Competition is beautiful.
It’s pitting one’s body and mind against opponents, ultimately motivating all parties involved into the desire for growth. Where one competitor may rise to the forefront on a given day, another might take their place a moment later. Competition is put on public display in sport, but it happens all the time and everywhere. In school, in the economy, even in the home (sibling rivalry). What makes competition beautiful is that no matter the competition, it is ever changing. New strategies are constantly being implemented, and improvements regularly added. Just when you think something can’t possibly be beat, version 2.0 comes out. 5 years from now we’ll wonder how any phone ever existed without at least 7 cameras.
Competition is the cornerstone of change and evolution. We are constantly competing with the past, so that in the future we can be better than we were. Those we compete with the hardest, end up shaping us the most, because when we fight to surpass our rivals and idols, we are also surpassing who we once were. When that desire for growth is reciprocated between competitors, that’s when the truly significant steps forward are made. If Federer didn’t have Nadal, would either of them have reached the same level of skill or popularity? Where would women’s hockey be if Canada didn’t have the Americans to push them to be great? If LeBron didn’t look up to Michael Jordan as a benchmark, would he have gotten into the conversation of best ever players?
But just as competition is beautiful, it can also get ugly. Emotions run hot in a competitive environment, and the win at all costs mentality can sink in. The focus of competition begins to go sour when the object of competition changes from defeating one’s opponent at their best, to inhibiting them so they can’t get there.

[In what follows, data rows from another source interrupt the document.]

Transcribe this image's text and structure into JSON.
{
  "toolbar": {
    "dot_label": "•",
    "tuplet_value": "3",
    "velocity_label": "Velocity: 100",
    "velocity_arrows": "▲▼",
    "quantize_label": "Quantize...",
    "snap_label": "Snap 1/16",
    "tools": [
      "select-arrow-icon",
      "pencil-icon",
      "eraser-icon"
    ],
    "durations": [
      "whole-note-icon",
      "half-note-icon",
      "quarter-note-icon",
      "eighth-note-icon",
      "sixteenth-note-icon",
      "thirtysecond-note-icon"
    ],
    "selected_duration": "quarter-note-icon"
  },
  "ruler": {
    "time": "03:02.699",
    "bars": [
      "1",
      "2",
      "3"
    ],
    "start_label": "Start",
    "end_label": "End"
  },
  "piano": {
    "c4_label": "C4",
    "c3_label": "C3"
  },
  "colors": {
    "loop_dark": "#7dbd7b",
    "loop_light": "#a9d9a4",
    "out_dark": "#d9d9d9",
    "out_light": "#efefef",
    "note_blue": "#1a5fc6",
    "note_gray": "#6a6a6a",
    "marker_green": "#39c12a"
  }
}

When cheating and obstruction set in in competition, everyone suffers. This could be something small, like pulling the plug on your little brother’s gaming console so he can’t beat your high score. But it often incites a like minded or escalated retaliation, and all of a sudden, no one can play because he pulled all the joysticks out of the controllers. Not to get political, but you can easily witness it via the smear campaigns that tend to take over at election time, which often overshadow the actual platform that a candidate actually represents.
Unfortunately, there are other variations of competition gone awry. Exclusion and unfair treatment also play their part in tarnishing the beauty of competition. For example, sport organizations, or whoever else that fail to improve conditions for their athletes, or provide an equal opportunity to athletes of all genders or races. This poor treatment, more than anything, often results in heated arguments, fights, and lawsuits, hurting everyone involved. These are the things that we should all strive to overcome.
Let’s do our part to keep competition beautiful by following the NBVL’s official motto: Compete Together. Often competition isn’t linked with togetherness, but when we work together and push each other while competing, that’s often where we achieve the most growth, and the most rewarding outcomes. In 2020, NBVL Calgary with Compete Together with NBVL Vancouver, trying to outshine the other, while also striving build each other up. Men and women will Compete Together on separate courts but towards the common team objective of taking the 2020 crown, playing as many of the NBVL’s unique Overtime sets as necessary. All registered athletes will Compete Together at the Combine, comparing themselves to the beach players of various skill levels, while pushing each other to shine in front of team Owners and get chosen in the 2020 Draft (Nov 23rd in Vancouver, 24th in Calgary). Team Owners will Compete Together, vying to put together the strongest teams, and taking the first steps of the season to creating the high level pro beach volleyball environment that will ultimately benefit everyone listed to this point.
Competition is beautiful. When we compete together, it nears perfection.